(A computer works with binary representations, but the problem is conceptually the same.)

Even simple mathematical operations can introduce numerical deviations.

a <- 0.5 - 0.2  # 0.3
b <- 0.4 - 0.1  # 0.3

a == b          # Probably not what you expected!
 FALSE
a - b           # a small difference, but not exactly zero
 -5.551115e-17

We have two general approaches for handling this imprecision with comparisons of numeric vectors. In the special case where we want to know of all elements of two vectors are equivalent, we have a summary function all.equal. In the more general case, we test that the differences between two vectors are less than a numerical tolerance.

# An example with vectors
x <- seq(0, 0.5, by = 0.1)
y <- seq(0.1, 0.6, by=0.1)-0.1

x == y          # Not what you hoped for?  (the third element ....)
  TRUE  TRUE FALSE  TRUE  TRUE  TRUE
x - y
  0.000000e+00  0.000000e+00 -2.775558e-17  0.000000e+00  0.000000e+00  0.000000e+00
all.equal(x,y)  # checking all are equal
 TRUE

The smallest precision available on your computer is given by

.Machine$double.eps  2.220446e-16 We commonly take our maximum imprecision to be the square root of that value. So if we check for numerical equivalence, we get the result we expected earlier with ==. tol <- sqrt(.Machine$double.eps)

x-y < tol
 TRUE TRUE TRUE TRUE TRUE TRUE

## 6.5 Exercises

1. A typical use of logical comparison is to create an indicator variable. Create an object called high_mpg that indicates whether a given value of mtcars$mpg has a value greater than the mean of mtcars$mpg.

2. What proportion of values in mtcars$mpg are greater than the mean? ## 6.6 Advanced Exercises 1. Another use of logical vectors is to select observations from another vector. Use the high_mpg object created above to select values of mtcars$disp associated with high gas mileage. Calculate the mean of this vector.

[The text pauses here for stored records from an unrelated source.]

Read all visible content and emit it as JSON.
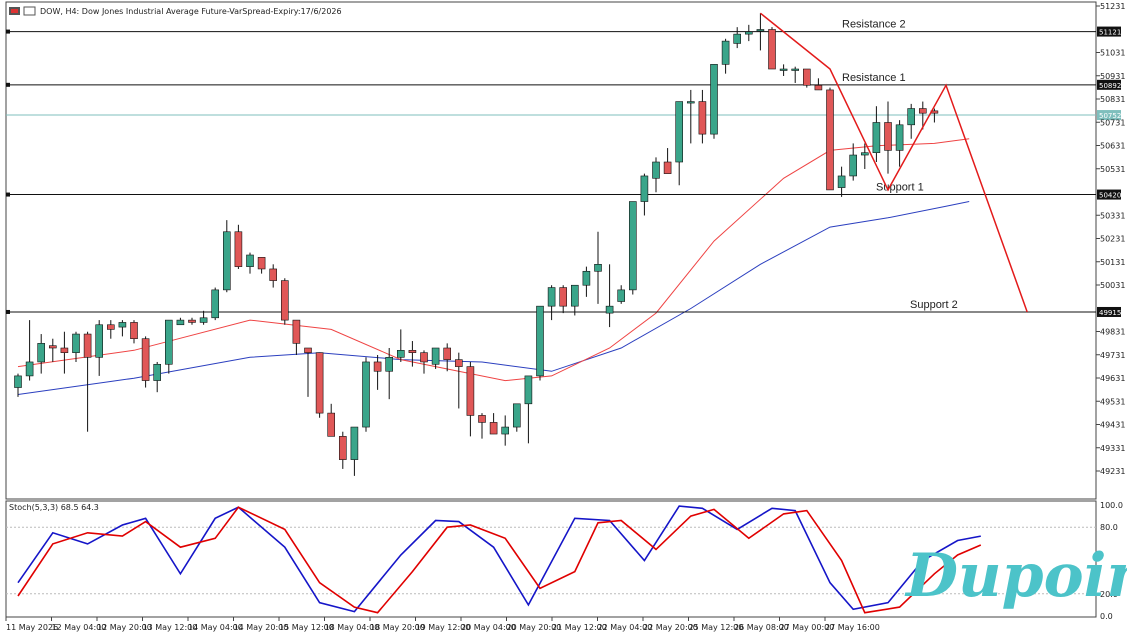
{
  "header": {
    "title": "DOW, H4:  Dow Jones Industrial Average Future-VarSpread-Expiry:17/6/2026"
  },
  "chart_data": {
    "type": "candlestick",
    "symbol": "DOW",
    "timeframe": "H4",
    "price_ticks": [
      "51231",
      "51031",
      "50931",
      "50831",
      "50731",
      "50631",
      "50531",
      "50331",
      "50231",
      "50131",
      "50031",
      "49831",
      "49731",
      "49631",
      "49531",
      "49431",
      "49331",
      "49231"
    ],
    "time_ticks": [
      "11 May 2026",
      "12 May 04:00",
      "12 May 20:00",
      "13 May 12:00",
      "14 May 04:00",
      "14 May 20:00",
      "15 May 12:00",
      "18 May 04:00",
      "18 May 20:00",
      "19 May 12:00",
      "20 May 04:00",
      "20 May 20:00",
      "21 May 12:00",
      "22 May 04:00",
      "22 May 20:00",
      "25 May 12:00",
      "26 May 08:00",
      "27 May 00:00",
      "27 May 16:00"
    ],
    "candles": [
      [
        49590,
        49650,
        49550,
        49640
      ],
      [
        49640,
        49880,
        49620,
        49700
      ],
      [
        49700,
        49820,
        49650,
        49780
      ],
      [
        49770,
        49800,
        49700,
        49760
      ],
      [
        49760,
        49830,
        49650,
        49740
      ],
      [
        49740,
        49830,
        49700,
        49820
      ],
      [
        49820,
        49830,
        49400,
        49720
      ],
      [
        49720,
        49880,
        49640,
        49860
      ],
      [
        49860,
        49880,
        49800,
        49840
      ],
      [
        49850,
        49880,
        49810,
        49870
      ],
      [
        49870,
        49880,
        49780,
        49800
      ],
      [
        49800,
        49810,
        49590,
        49620
      ],
      [
        49620,
        49700,
        49570,
        49690
      ],
      [
        49690,
        49880,
        49650,
        49880
      ],
      [
        49860,
        49890,
        49860,
        49880
      ],
      [
        49880,
        49890,
        49860,
        49870
      ],
      [
        49870,
        49920,
        49860,
        49890
      ],
      [
        49890,
        50020,
        49880,
        50010
      ],
      [
        50010,
        50310,
        50000,
        50260
      ],
      [
        50260,
        50290,
        50100,
        50110
      ],
      [
        50110,
        50170,
        50080,
        50160
      ],
      [
        50150,
        50150,
        50080,
        50100
      ],
      [
        50100,
        50120,
        50020,
        50050
      ],
      [
        50050,
        50060,
        49860,
        49880
      ],
      [
        49880,
        49880,
        49730,
        49780
      ],
      [
        49760,
        49760,
        49550,
        49740
      ],
      [
        49740,
        49740,
        49460,
        49480
      ],
      [
        49480,
        49520,
        49400,
        49380
      ],
      [
        49380,
        49400,
        49240,
        49280
      ],
      [
        49280,
        49400,
        49210,
        49420
      ],
      [
        49420,
        49720,
        49400,
        49700
      ],
      [
        49700,
        49730,
        49580,
        49660
      ],
      [
        49660,
        49760,
        49540,
        49720
      ],
      [
        49720,
        49840,
        49700,
        49750
      ],
      [
        49750,
        49790,
        49680,
        49740
      ],
      [
        49740,
        49750,
        49650,
        49700
      ],
      [
        49690,
        49760,
        49670,
        49760
      ],
      [
        49760,
        49780,
        49660,
        49710
      ],
      [
        49710,
        49740,
        49500,
        49680
      ],
      [
        49680,
        49700,
        49380,
        49470
      ],
      [
        49470,
        49480,
        49370,
        49440
      ],
      [
        49440,
        49480,
        49390,
        49390
      ],
      [
        49390,
        49470,
        49340,
        49420
      ],
      [
        49420,
        49510,
        49400,
        49520
      ],
      [
        49520,
        49560,
        49350,
        49640
      ],
      [
        49640,
        49920,
        49620,
        49940
      ],
      [
        49940,
        50030,
        49880,
        50020
      ],
      [
        50020,
        50030,
        49910,
        49940
      ],
      [
        49940,
        50030,
        49900,
        50030
      ],
      [
        50030,
        50110,
        49980,
        50090
      ],
      [
        50090,
        50260,
        49950,
        50120
      ],
      [
        49910,
        50120,
        49850,
        49940
      ],
      [
        49960,
        50030,
        49950,
        50010
      ],
      [
        50010,
        50390,
        49990,
        50390
      ],
      [
        50390,
        50510,
        50330,
        50500
      ],
      [
        50490,
        50580,
        50430,
        50560
      ],
      [
        50560,
        50620,
        50520,
        50510
      ],
      [
        50560,
        50820,
        50460,
        50820
      ],
      [
        50820,
        50870,
        50640,
        50820
      ],
      [
        50820,
        50870,
        50640,
        50680
      ],
      [
        50680,
        50980,
        50660,
        50980
      ],
      [
        50980,
        51090,
        50940,
        51080
      ],
      [
        51070,
        51140,
        51050,
        51110
      ],
      [
        51110,
        51150,
        51080,
        51120
      ],
      [
        51130,
        51200,
        51040,
        51130
      ],
      [
        51130,
        51140,
        50960,
        50960
      ],
      [
        50960,
        50980,
        50930,
        50960
      ],
      [
        50960,
        50970,
        50900,
        50960
      ],
      [
        50960,
        50960,
        50880,
        50890
      ],
      [
        50890,
        50920,
        50870,
        50870
      ],
      [
        50870,
        50880,
        50440,
        50440
      ],
      [
        50450,
        50540,
        50410,
        50500
      ],
      [
        50500,
        50640,
        50480,
        50590
      ],
      [
        50590,
        50640,
        50530,
        50600
      ],
      [
        50600,
        50800,
        50560,
        50730
      ],
      [
        50730,
        50820,
        50510,
        50610
      ],
      [
        50610,
        50740,
        50540,
        50720
      ],
      [
        50720,
        50810,
        50660,
        50790
      ],
      [
        50790,
        50820,
        50700,
        50770
      ],
      [
        50780,
        50790,
        50730,
        50770
      ]
    ],
    "levels": [
      {
        "name": "Resistance 2",
        "price": 51121,
        "badge": "51121"
      },
      {
        "name": "Resistance 1",
        "price": 50892,
        "badge": "50892"
      },
      {
        "name": "Support 1",
        "price": 50420,
        "badge": "50420"
      },
      {
        "name": "Support 2",
        "price": 49915,
        "badge": "49915"
      }
    ],
    "current_price": {
      "price": 50762,
      "badge": "50752"
    },
    "pattern_lines": [
      {
        "points": [
          [
            64,
            51200
          ],
          [
            70,
            50960
          ],
          [
            75,
            50440
          ],
          [
            80,
            50890
          ],
          [
            87,
            49915
          ]
        ]
      }
    ],
    "ma_fast": [
      [
        0,
        49680
      ],
      [
        10,
        49750
      ],
      [
        20,
        49880
      ],
      [
        27,
        49840
      ],
      [
        33,
        49710
      ],
      [
        42,
        49620
      ],
      [
        46,
        49640
      ],
      [
        51,
        49760
      ],
      [
        55,
        49910
      ],
      [
        60,
        50220
      ],
      [
        66,
        50490
      ],
      [
        70,
        50610
      ],
      [
        74,
        50630
      ],
      [
        79,
        50640
      ],
      [
        82,
        50660
      ]
    ],
    "ma_slow": [
      [
        0,
        49560
      ],
      [
        10,
        49630
      ],
      [
        20,
        49720
      ],
      [
        26,
        49740
      ],
      [
        33,
        49710
      ],
      [
        40,
        49700
      ],
      [
        46,
        49660
      ],
      [
        52,
        49760
      ],
      [
        58,
        49930
      ],
      [
        64,
        50120
      ],
      [
        70,
        50280
      ],
      [
        75,
        50320
      ],
      [
        80,
        50370
      ],
      [
        82,
        50390
      ]
    ],
    "colors": {
      "bull": "#3aa58a",
      "bear": "#e05757",
      "level_line": "#111111",
      "current_line": "#7fbfbd",
      "pattern": "#e31b1b",
      "ma_fast": "#ef4444",
      "ma_slow": "#2b3fbf",
      "stoch_main": "#1515c8",
      "stoch_signal": "#e00000",
      "logo": "#4cc3c9"
    },
    "stochastic": {
      "label": "Stoch(5,3,3) 68.5 64.3",
      "ticks": [
        "100.0",
        "80.0",
        "20.0",
        "0.0"
      ],
      "main": [
        [
          0,
          30
        ],
        [
          3,
          75
        ],
        [
          6,
          65
        ],
        [
          9,
          82
        ],
        [
          11,
          88
        ],
        [
          14,
          38
        ],
        [
          17,
          88
        ],
        [
          19,
          98
        ],
        [
          23,
          62
        ],
        [
          26,
          12
        ],
        [
          29,
          4
        ],
        [
          33,
          55
        ],
        [
          36,
          86
        ],
        [
          38,
          85
        ],
        [
          41,
          62
        ],
        [
          44,
          10
        ],
        [
          48,
          88
        ],
        [
          51,
          86
        ],
        [
          54,
          50
        ],
        [
          57,
          99
        ],
        [
          59,
          97
        ],
        [
          62,
          78
        ],
        [
          65,
          97
        ],
        [
          67,
          95
        ],
        [
          70,
          30
        ],
        [
          72,
          6
        ],
        [
          75,
          12
        ],
        [
          78,
          50
        ],
        [
          81,
          68
        ],
        [
          83,
          72
        ]
      ],
      "signal": [
        [
          0,
          18
        ],
        [
          3,
          65
        ],
        [
          6,
          75
        ],
        [
          9,
          72
        ],
        [
          11,
          85
        ],
        [
          14,
          62
        ],
        [
          17,
          70
        ],
        [
          19,
          98
        ],
        [
          23,
          78
        ],
        [
          26,
          30
        ],
        [
          29,
          8
        ],
        [
          31,
          3
        ],
        [
          34,
          40
        ],
        [
          37,
          80
        ],
        [
          39,
          82
        ],
        [
          42,
          70
        ],
        [
          45,
          25
        ],
        [
          48,
          40
        ],
        [
          50,
          84
        ],
        [
          52,
          86
        ],
        [
          55,
          60
        ],
        [
          58,
          90
        ],
        [
          60,
          96
        ],
        [
          63,
          70
        ],
        [
          66,
          92
        ],
        [
          68,
          95
        ],
        [
          71,
          50
        ],
        [
          73,
          3
        ],
        [
          76,
          8
        ],
        [
          79,
          38
        ],
        [
          81,
          55
        ],
        [
          83,
          64
        ]
      ]
    }
  },
  "logo": {
    "text": "Dupoin"
  }
}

2. We have seen how logical values are often coerced to numeric, and numeric to logical. However, important differences remain between the two types. Consider this example, which seems like it should produce the same results in two different ways. Why are two different vectors returned?

v <- 1:4
v[c(T,F,T,F)]
 1 3
v[c(1,0,1,0)]
 1 1